A very unexpected inhabitant of the waterhole is a very large catfish (barbel) who arrived about two months ago. I didn’t realise that these fish are able to travel distances on land which is what this fellow obviously did. The nearest water source is over five kilometres away.
He is a feisty character who has managed to withstand being stood on by a huge herd of buffalo that swamped the waterhole on two successive nights. Elephants have swum and played in large numbers all around him and still he survives. He also has the ability to chase off warthogs!
We have a family of warthogs that regularly bath and roll in the waterhole to cool down in the heat. On more than one occasion we have watched them head for the waterhole only to see the catfish leap out and splash down on the surface chasing them away. They have to move to the other side of the waterhole to get any peace!
Our “company car” (The Skorro) has been brought back into service . This is the very old Landrover series 8 that after cosmetic surgery (her cab roof was removed )is used as the maintenance vehicle. She stoically carts stone, gravel and wood around the camp and concession.
Her duties have also extended to switching on and off the Lister pump each day which is some 2kms out on the reserve, It is quite an art to drive her out on these daily runs .There is no luxury of power steering, shock absorbers and to rather a large degree any brakes. You need to clutch the steering wheel while deftly slamming the driver’s door which tends to fly open on an irregular basis. All of this leads to much mirth as it is not easy keeping her on the road whilst bouncing wildly over the rather rocky road to the pump. We found to our detriment that if there are not very heavy rocks on the back for ballast you come horribly close to being bounced OUT of the cab altogether. Muscles are given a full workout.
However when it comes to the crunch the Skorro does us proud.
It was almost dark when one evening we needed to switch off the Lister engine. There had been a lot of elephant activity at our waterhole and the area around the road with one particular cow being very grumpy and unhappy with the world. On our way back we heard and smelt elephants off to our right in thick thorn bushes. We waited a while then decided to head back to the lodge. As we were chugging along all h*ll broke loose.
Grumpy and the rest of the herd came screaming out of the bushes (literally and figuratively) heading straight for us.
Gordon floored the accelerator pedal and The Skorro sprang forward barrelling at the fastest pace I’ve ever felt her go. Two flattened bushes later and with hearts racing we made our escape! The guests and staff back at the lodge had heard the commotion and were frantically radioing us to see if all was OK.
Return visits seem to apply not just to our guests but also to the animals that come down to drink! These young male lions visited us for three mornings in a row. They came to for a drink at exactly the same spot near the log before settling down to relax in the shade and watch the day unfold.

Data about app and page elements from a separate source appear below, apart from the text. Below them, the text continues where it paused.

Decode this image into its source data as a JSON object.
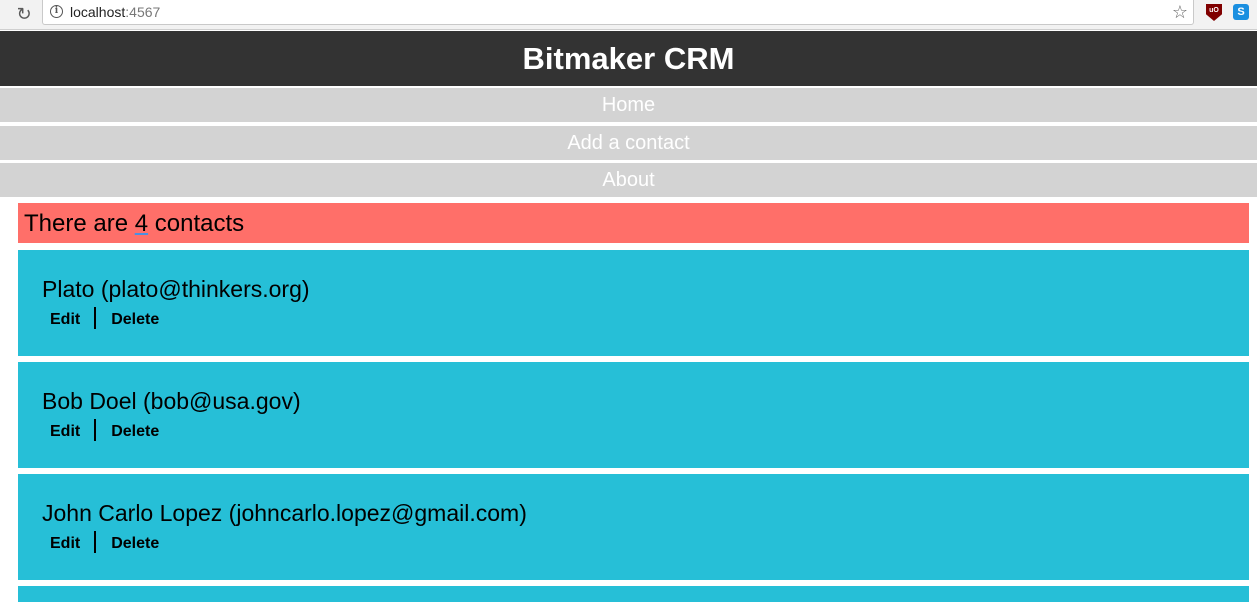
{
  "browser": {
    "url_host": "localhost",
    "url_port": ":4567",
    "ublock_label": "uO",
    "skype_label": "S"
  },
  "site": {
    "title": "Bitmaker CRM"
  },
  "nav": {
    "home": "Home",
    "add_contact": "Add a contact",
    "about": "About"
  },
  "summary": {
    "prefix": "There are ",
    "count": "4",
    "suffix": " contacts"
  },
  "contacts": [
    {
      "label": "Plato (plato@thinkers.org)",
      "edit": "Edit",
      "delete": "Delete"
    },
    {
      "label": "Bob Doel (bob@usa.gov)",
      "edit": "Edit",
      "delete": "Delete"
    },
    {
      "label": "John Carlo Lopez (johncarlo.lopez@gmail.com)",
      "edit": "Edit",
      "delete": "Delete"
    }
  ],
  "colors": {
    "header_bg": "#333333",
    "nav_bg": "#d3d3d3",
    "banner_bg": "#ff6f69",
    "card_bg": "#26bfd7"
  }
}
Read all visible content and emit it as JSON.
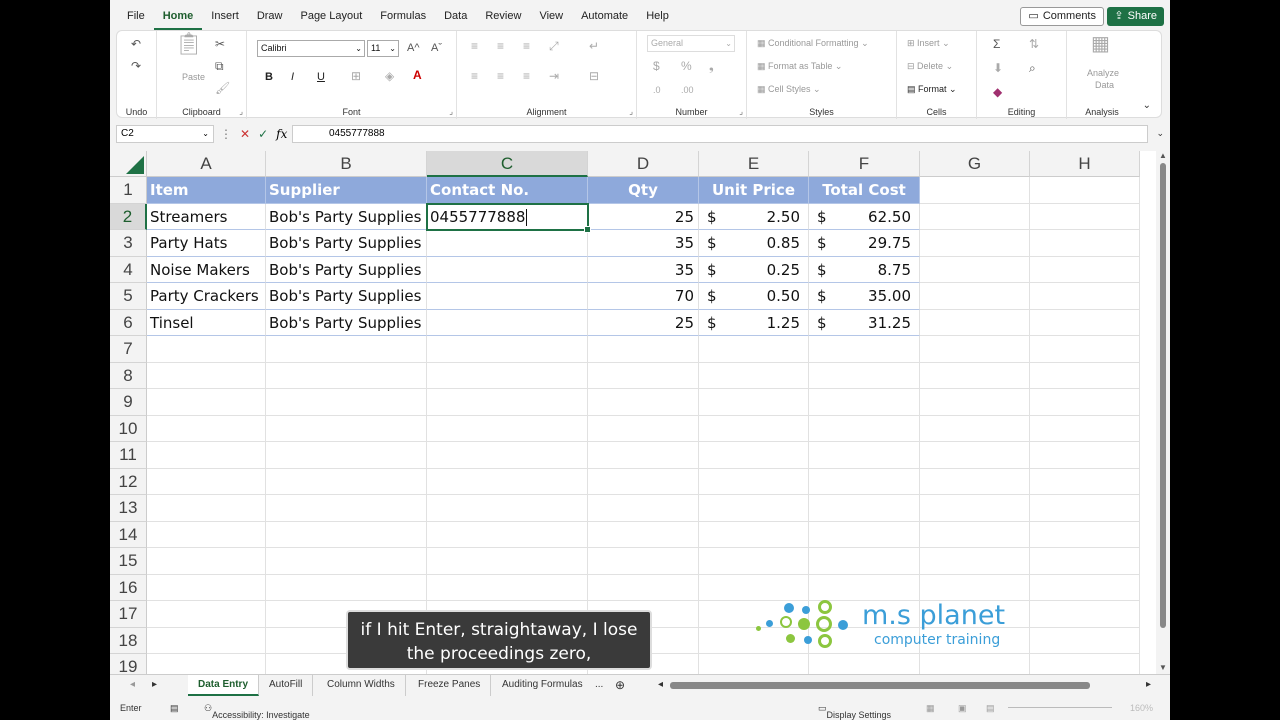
{
  "menu": [
    "File",
    "Home",
    "Insert",
    "Draw",
    "Page Layout",
    "Formulas",
    "Data",
    "Review",
    "View",
    "Automate",
    "Help"
  ],
  "menu_active": "Home",
  "buttons": {
    "comments": "Comments",
    "share": "Share"
  },
  "ribbon": {
    "groups": {
      "undo": "Undo",
      "clipboard": "Clipboard",
      "font": "Font",
      "alignment": "Alignment",
      "number": "Number",
      "styles": "Styles",
      "cells": "Cells",
      "editing": "Editing",
      "analysis": "Analysis"
    },
    "paste_label": "Paste",
    "font_name": "Calibri",
    "font_size": "11",
    "number_format": "General",
    "conditional_formatting": "Conditional Formatting",
    "format_as_table": "Format as Table",
    "cell_styles": "Cell Styles",
    "insert": "Insert",
    "delete": "Delete",
    "format": "Format",
    "analyze_data_line1": "Analyze",
    "analyze_data_line2": "Data",
    "bold": "B",
    "italic": "I",
    "underline": "U"
  },
  "formula_bar": {
    "name_box": "C2",
    "fx": "fx",
    "value": "0455777888"
  },
  "columns": [
    "A",
    "B",
    "C",
    "D",
    "E",
    "F",
    "G",
    "H"
  ],
  "selected_column": "C",
  "rows": [
    "1",
    "2",
    "3",
    "4",
    "5",
    "6",
    "7",
    "8",
    "9",
    "10",
    "11",
    "12",
    "13",
    "14",
    "15",
    "16",
    "17",
    "18",
    "19"
  ],
  "selected_row": "2",
  "table": {
    "headers": [
      "Item",
      "Supplier",
      "Contact No.",
      "Qty",
      "Unit Price",
      "Total Cost"
    ],
    "currency_symbol": "$",
    "records": [
      {
        "item": "Streamers",
        "supplier": "Bob's Party Supplies",
        "contact": "0455777888",
        "qty": "25",
        "unit_price": "2.50",
        "total": "62.50"
      },
      {
        "item": "Party Hats",
        "supplier": "Bob's Party Supplies",
        "contact": "",
        "qty": "35",
        "unit_price": "0.85",
        "total": "29.75"
      },
      {
        "item": "Noise Makers",
        "supplier": "Bob's Party Supplies",
        "contact": "",
        "qty": "35",
        "unit_price": "0.25",
        "total": "8.75"
      },
      {
        "item": "Party Crackers",
        "supplier": "Bob's Party Supplies",
        "contact": "",
        "qty": "70",
        "unit_price": "0.50",
        "total": "35.00"
      },
      {
        "item": "Tinsel",
        "supplier": "Bob's Party Supplies",
        "contact": "",
        "qty": "25",
        "unit_price": "1.25",
        "total": "31.25"
      }
    ]
  },
  "caption": {
    "line1": "if I hit Enter, straightaway, I lose",
    "line2": "the proceedings zero,"
  },
  "logo": {
    "brand": "m.s planet",
    "tagline": "computer training"
  },
  "sheet_tabs": [
    "Data Entry",
    "AutoFill",
    "Column Widths",
    "Freeze Panes",
    "Auditing Formulas",
    "..."
  ],
  "active_sheet": "Data Entry",
  "status": {
    "mode": "Enter",
    "accessibility": "Accessibility: Investigate",
    "display_settings": "Display Settings",
    "zoom": "160%"
  },
  "colors": {
    "excel_green": "#1e7145",
    "table_header": "#8ea9db",
    "logo_blue": "#3b9ed8",
    "logo_green": "#8cc63f"
  }
}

A large male leopard is visiting on a very regular basis and also has a particular spot that is his favourite. We only have the rather grainy pictures taken with the webcam but it’s great to know he is getting
accustomed to being around the lodge.
Temperatures are well into the late thirties at the moment and we are desperate for rain. There was a small promise last night which amounted 20 drops at best. There have been all sorts of ludicrous suggestions on how to bring the rain, including dancing naked on the front lawn.
That should traumatise the animals into not returning!
Jeanette took this picture of a very hot and harassed tree squirrel trying to get respite from the heat. He was stretched out on a table outside her flat and didn’t seem to have the energy to move.
Our ground squirrels seem totally unfazed by the heat. Perhaps it has something to do with that they use their tales as inbuilt umbrellas when they need shade. Jacques was able to get up very close to this chap.
Maybe he realised this was his time for fame and fortune!
Take good care of yourselves and we hope to see you soon,
Gordon, Sue and everyone at The Bush House